Edge locations for uncorrelated jitter measurements are estimated from the filtered data. This is because an edge's exact location is unknown since only the symbol timing of the filtered pattern is known. An area of 6 symbols around the estimated location is acquired and analyzed to find the exact location of the edge. The best edge is one that occures the farthest from any other edges. For example, a rising edge with 4 preceding zero's and 5 succeding one's is better than a rising edge with 6 preceding zero's and 3 succeding one's. If the waveform's edges can not be found, an error message is displayed.

RN/PI is not altered in this algorithm. If the filter has a large effect on the RN/PI, both RN/PI and RJ/PJ will be inaccurate. For example, this would occur if the input channel's bandwidth was 40 GHz, the filter's bandwidth was 5 GHz, and the noise was approximately equal across the entire spectrum.

Large RJ and RN measurements can occur even if the displayed eye looks like it is very clean with no noise or random jitter. Because eye diagram are created from the filtered and averaged pattern waveform, eye diagrams can appear clean regardless of the amount of jitter measured. Deterministic effects should still be visible in the eye.

If an RJ/PJ or RN/PI measurement fails and a message indicates that suitable edges or levels can not be found, confirm that the unfiltered waveform (even if the eye diagram is open) meets the following criteria. The offset between the raw and filtered waveforms should be less than 7 symbols. If the eye diagram is closed, at least one rising edge and one falling edge must both be clean and monotonic. There must be flat areas in the ones and zeros regions.

In the results panel, uncorrelated amplitude and jitter measurements can be labeled as questionable even though the RN/PI and RJ/PJ are reasonable measurements.

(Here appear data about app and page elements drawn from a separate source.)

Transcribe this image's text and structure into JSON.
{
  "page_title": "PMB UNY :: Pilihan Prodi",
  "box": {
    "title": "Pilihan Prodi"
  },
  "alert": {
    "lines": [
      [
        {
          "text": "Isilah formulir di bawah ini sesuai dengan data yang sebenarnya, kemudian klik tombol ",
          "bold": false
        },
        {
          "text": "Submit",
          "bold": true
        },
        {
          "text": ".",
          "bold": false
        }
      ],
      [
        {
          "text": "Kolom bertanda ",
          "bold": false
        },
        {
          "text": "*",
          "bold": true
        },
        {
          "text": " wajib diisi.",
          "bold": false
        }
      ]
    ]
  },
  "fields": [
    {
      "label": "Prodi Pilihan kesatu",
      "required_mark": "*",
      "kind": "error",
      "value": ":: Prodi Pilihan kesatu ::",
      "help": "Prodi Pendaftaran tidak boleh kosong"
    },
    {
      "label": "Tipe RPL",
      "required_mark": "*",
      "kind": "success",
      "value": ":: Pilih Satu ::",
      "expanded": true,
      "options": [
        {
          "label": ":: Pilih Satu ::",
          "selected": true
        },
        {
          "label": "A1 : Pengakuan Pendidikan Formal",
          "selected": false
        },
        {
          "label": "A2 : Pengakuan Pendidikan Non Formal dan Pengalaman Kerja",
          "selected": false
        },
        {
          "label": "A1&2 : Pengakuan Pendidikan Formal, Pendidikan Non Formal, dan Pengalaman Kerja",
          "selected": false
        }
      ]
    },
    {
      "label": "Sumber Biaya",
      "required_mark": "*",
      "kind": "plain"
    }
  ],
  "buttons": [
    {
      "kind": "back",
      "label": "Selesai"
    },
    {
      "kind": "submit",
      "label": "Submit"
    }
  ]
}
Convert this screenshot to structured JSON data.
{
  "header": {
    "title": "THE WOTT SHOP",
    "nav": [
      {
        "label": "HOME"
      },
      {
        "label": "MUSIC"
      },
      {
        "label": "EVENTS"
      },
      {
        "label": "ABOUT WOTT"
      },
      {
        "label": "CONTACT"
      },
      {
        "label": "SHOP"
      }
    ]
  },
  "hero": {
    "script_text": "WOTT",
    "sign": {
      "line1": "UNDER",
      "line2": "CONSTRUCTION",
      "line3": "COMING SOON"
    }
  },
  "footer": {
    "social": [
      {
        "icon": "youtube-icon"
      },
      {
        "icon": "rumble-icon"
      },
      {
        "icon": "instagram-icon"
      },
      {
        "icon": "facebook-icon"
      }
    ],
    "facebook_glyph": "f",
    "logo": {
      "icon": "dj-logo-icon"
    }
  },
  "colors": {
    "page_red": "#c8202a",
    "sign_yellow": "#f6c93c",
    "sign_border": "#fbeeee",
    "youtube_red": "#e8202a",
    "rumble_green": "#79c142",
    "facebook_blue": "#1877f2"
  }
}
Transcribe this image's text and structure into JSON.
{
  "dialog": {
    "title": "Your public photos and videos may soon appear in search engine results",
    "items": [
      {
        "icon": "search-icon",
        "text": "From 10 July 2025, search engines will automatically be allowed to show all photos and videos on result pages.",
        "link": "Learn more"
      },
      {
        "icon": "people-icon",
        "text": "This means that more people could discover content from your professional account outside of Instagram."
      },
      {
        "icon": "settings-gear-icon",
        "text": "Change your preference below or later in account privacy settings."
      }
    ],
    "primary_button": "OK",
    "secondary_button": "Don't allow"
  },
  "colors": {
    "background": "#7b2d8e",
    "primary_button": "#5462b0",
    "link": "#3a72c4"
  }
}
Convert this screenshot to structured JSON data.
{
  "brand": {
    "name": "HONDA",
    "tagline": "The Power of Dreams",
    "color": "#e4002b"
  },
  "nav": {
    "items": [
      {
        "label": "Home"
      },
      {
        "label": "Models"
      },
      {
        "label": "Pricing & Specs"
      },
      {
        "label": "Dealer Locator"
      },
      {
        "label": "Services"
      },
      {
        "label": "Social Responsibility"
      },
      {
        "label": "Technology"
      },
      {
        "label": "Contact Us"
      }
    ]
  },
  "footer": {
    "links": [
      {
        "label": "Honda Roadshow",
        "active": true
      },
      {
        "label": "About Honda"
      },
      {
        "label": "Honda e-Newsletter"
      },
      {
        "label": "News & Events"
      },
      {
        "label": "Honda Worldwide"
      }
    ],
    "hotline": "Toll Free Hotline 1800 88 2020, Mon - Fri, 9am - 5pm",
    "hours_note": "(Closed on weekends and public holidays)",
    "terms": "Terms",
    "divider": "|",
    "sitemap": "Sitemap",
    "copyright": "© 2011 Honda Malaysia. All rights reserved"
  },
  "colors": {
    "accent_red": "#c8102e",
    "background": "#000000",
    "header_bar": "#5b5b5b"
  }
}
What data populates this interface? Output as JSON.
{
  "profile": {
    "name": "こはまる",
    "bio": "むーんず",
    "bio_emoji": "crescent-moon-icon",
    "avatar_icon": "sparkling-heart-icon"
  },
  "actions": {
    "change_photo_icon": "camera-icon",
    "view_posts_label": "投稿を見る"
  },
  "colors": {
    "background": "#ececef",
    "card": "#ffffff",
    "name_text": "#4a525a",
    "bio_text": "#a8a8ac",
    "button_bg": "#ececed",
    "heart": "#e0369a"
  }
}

This can occur when flat regions are not wide enough for accurate RN/PI measurements.